The course raises questions about the universalizability of fundamental concepts of Western legal theory in a non-Western context like India. It is paralleling the critique of “normalization” (Foucault) that Partha Chatterjee (2011) has raised in the context of political theory. “Postcolonial legality” (Baxi) in many respects is a continuation of the western tradition, in many respects, however, it also diverges significantly from this paradigm as the experience of modernity does not necessarily follow the same sequential order as it did in the West (“multiple modernities”, Eisenstadt 2003). As a legacy of colonialism, India inherits a personal law system in tension with the Western presupposition of equality. It is precisely the universality of these standards of “normal” modernity that are further called into question by the existence of more informal legal regimes as discovered by legal anthropology in India. We are not looking at these as instances of negative nonsynchronism (Bloch) as the normalized Western paradigm would have it, but try to understand them as an expression of the tacit background understanding of Indian lifeworlds (Habermas). While these can be seen as an expression of their “ethopoiesis” (Foucault) and can therefore not be discounted on prima facie grounds, the paradigm of parallel legality runs into justificatory problems when faced with the differential treatment of women by Indian courts where the practice of bracketing constitutional equality is widespread (Agnes 2004, Dusche 2013, Baxi 2014). We will explore what this means for the factual and for the normative understanding of law (Habermas 1996) and extend the analysis to other contexts where legal pluralism is practiced in India.

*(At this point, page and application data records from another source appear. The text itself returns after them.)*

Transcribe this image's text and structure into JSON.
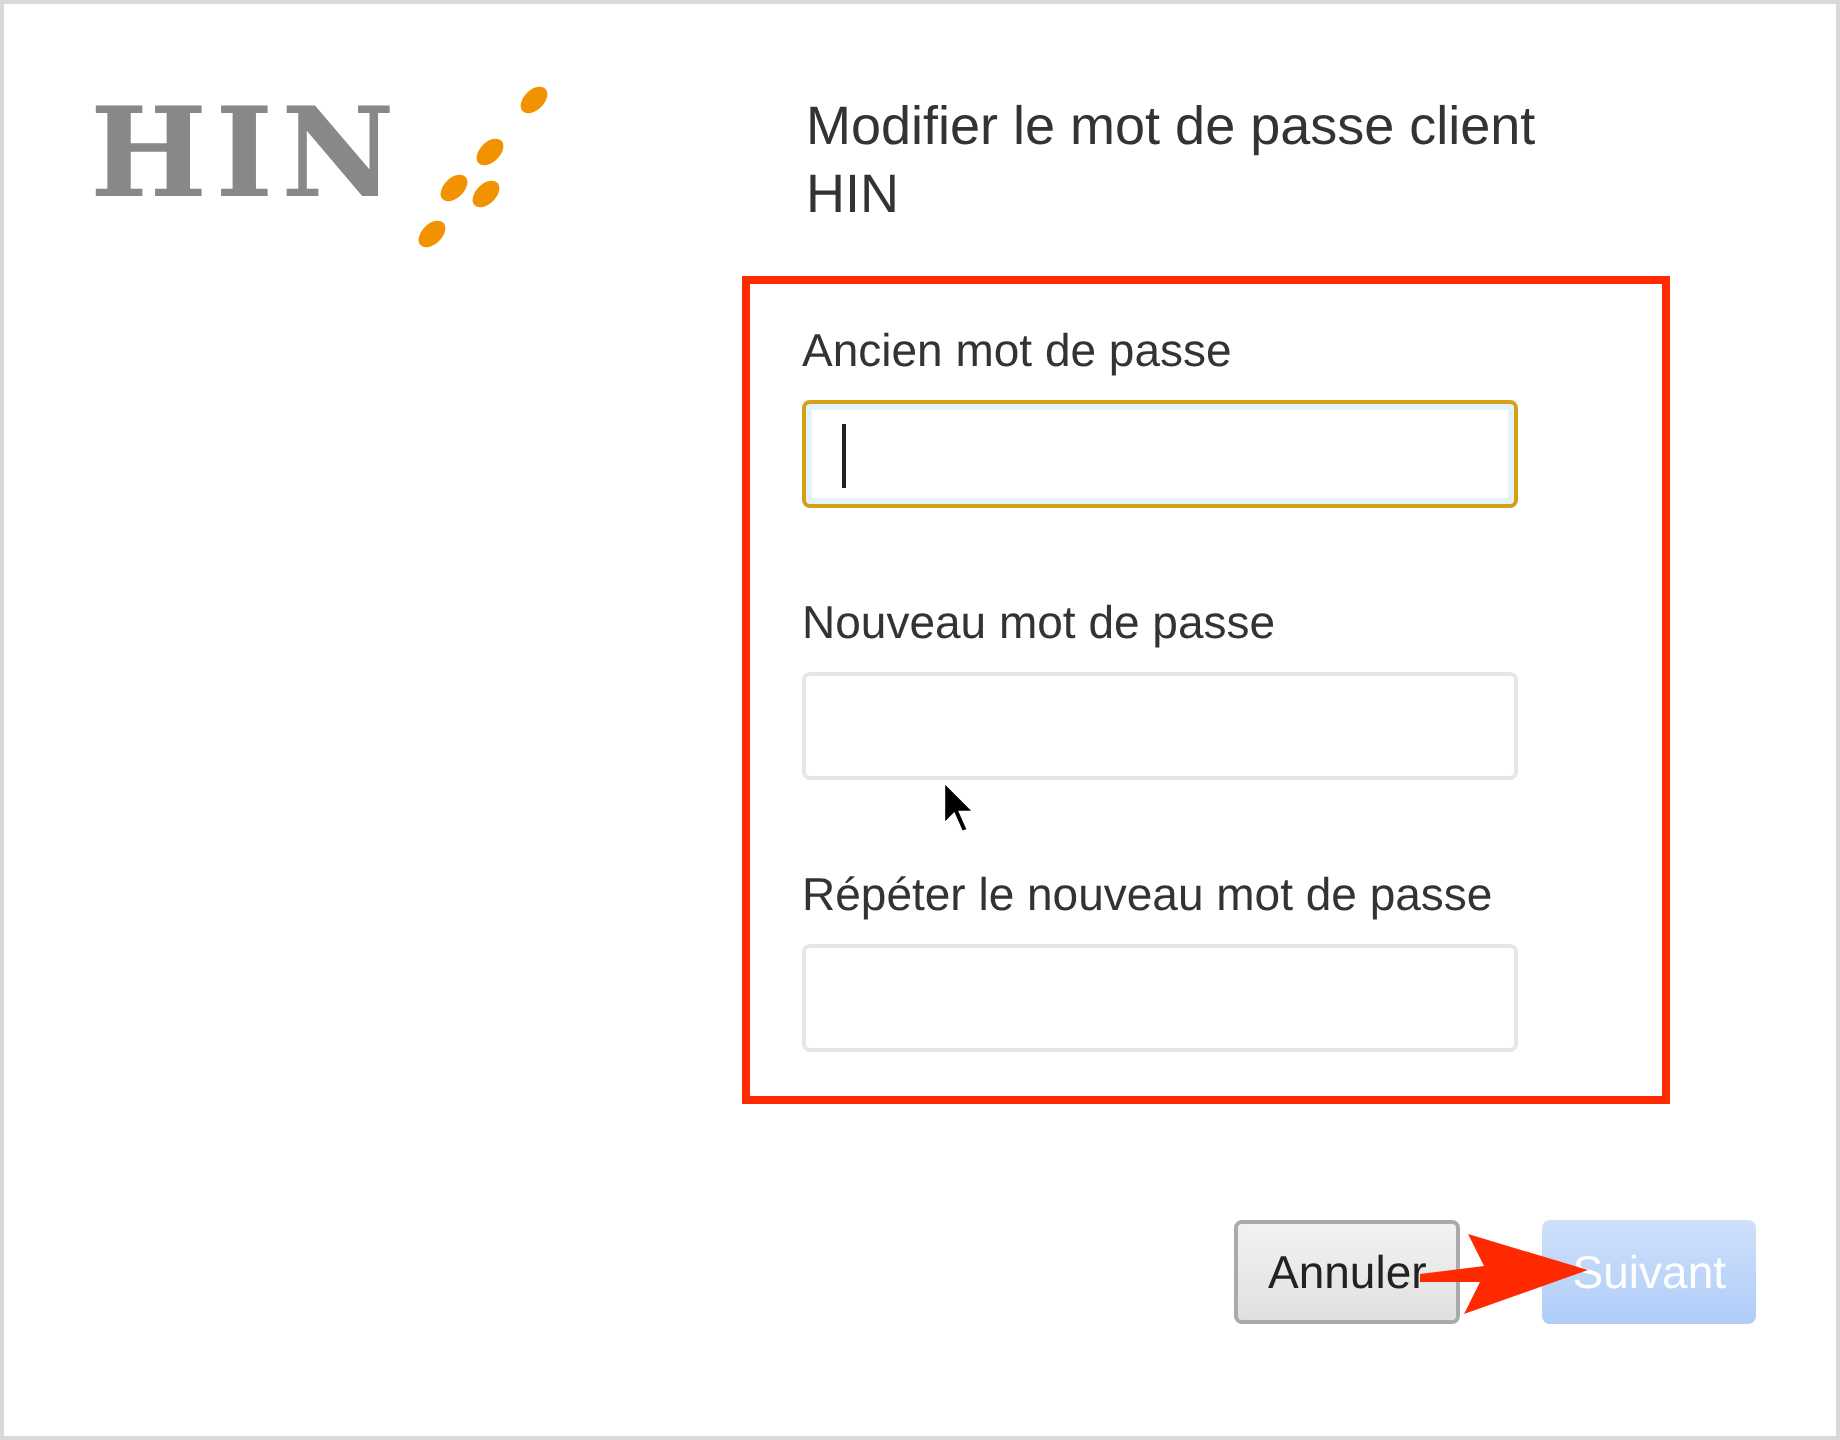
{
  "logo": {
    "text": "HIN"
  },
  "title": "Modifier le mot de passe client HIN",
  "fields": [
    {
      "label": "Ancien mot de passe",
      "focused": true
    },
    {
      "label": "Nouveau mot de passe",
      "focused": false
    },
    {
      "label": "Répéter le nouveau mot de passe",
      "focused": false
    }
  ],
  "buttons": [
    {
      "label": "Annuler",
      "kind": "secondary",
      "disabled": false
    },
    {
      "label": "Suivant",
      "kind": "primary",
      "disabled": true
    }
  ]
}
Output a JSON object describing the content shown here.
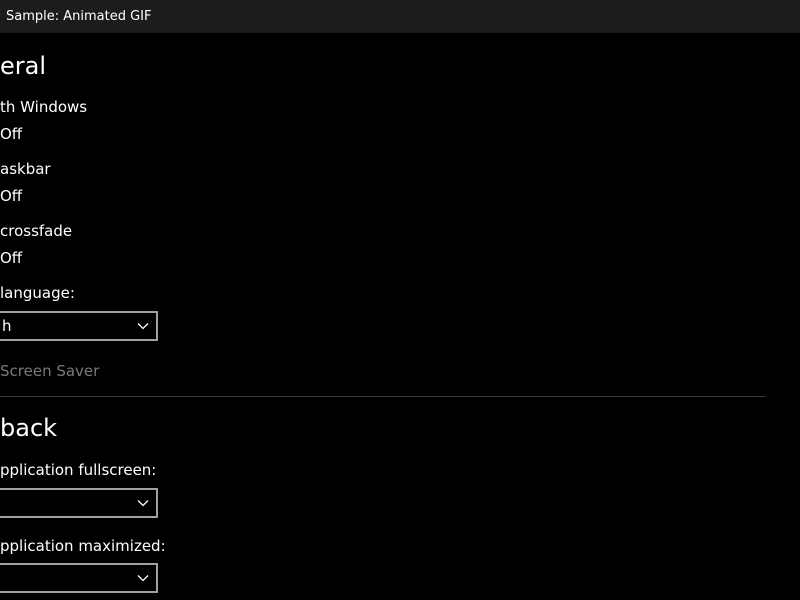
{
  "window": {
    "title": "Sample: Animated GIF"
  },
  "general": {
    "heading": "eral",
    "start_with_windows": {
      "label": "th Windows",
      "state": "Off"
    },
    "taskbar": {
      "label": "askbar",
      "state": "Off"
    },
    "crossfade": {
      "label": "crossfade",
      "state": "Off"
    },
    "language": {
      "label": " language:",
      "value": "h"
    },
    "screen_saver_link": "Screen Saver"
  },
  "playback": {
    "heading": "back",
    "fullscreen": {
      "label": "pplication fullscreen:",
      "value": ""
    },
    "maximized": {
      "label": "pplication maximized:",
      "value": ""
    }
  },
  "colors": {
    "background": "#000000",
    "titlebar": "#1c1c1c",
    "disabled_text": "#7a7a7a",
    "dropdown_border": "#a0a0a0",
    "divider": "#3a3a3a"
  },
  "icons": {
    "dropdown_chevron": "chevron-down-icon"
  }
}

Since the syllabi in MCPH are dynamic and regularly updated, this reading list is indicative and amenable to modifications in each session.
Flavia Agnes, Women and Law in India
Pratiksha Baxi, Public Secrets of Law: Rape Trials in India
Upendra Baxi, “Postcolonial Legality”
Michael Dusche, “Women’s Rights in India: Hierarchical Ethics vs. Egalitarian Morality”
Partha Chatterjee, Lineages of Political Society
Jürgen Habermas, Between Facts and Norms
Werner F. Menski, Hindu Law: Beyond Tradition and Modernity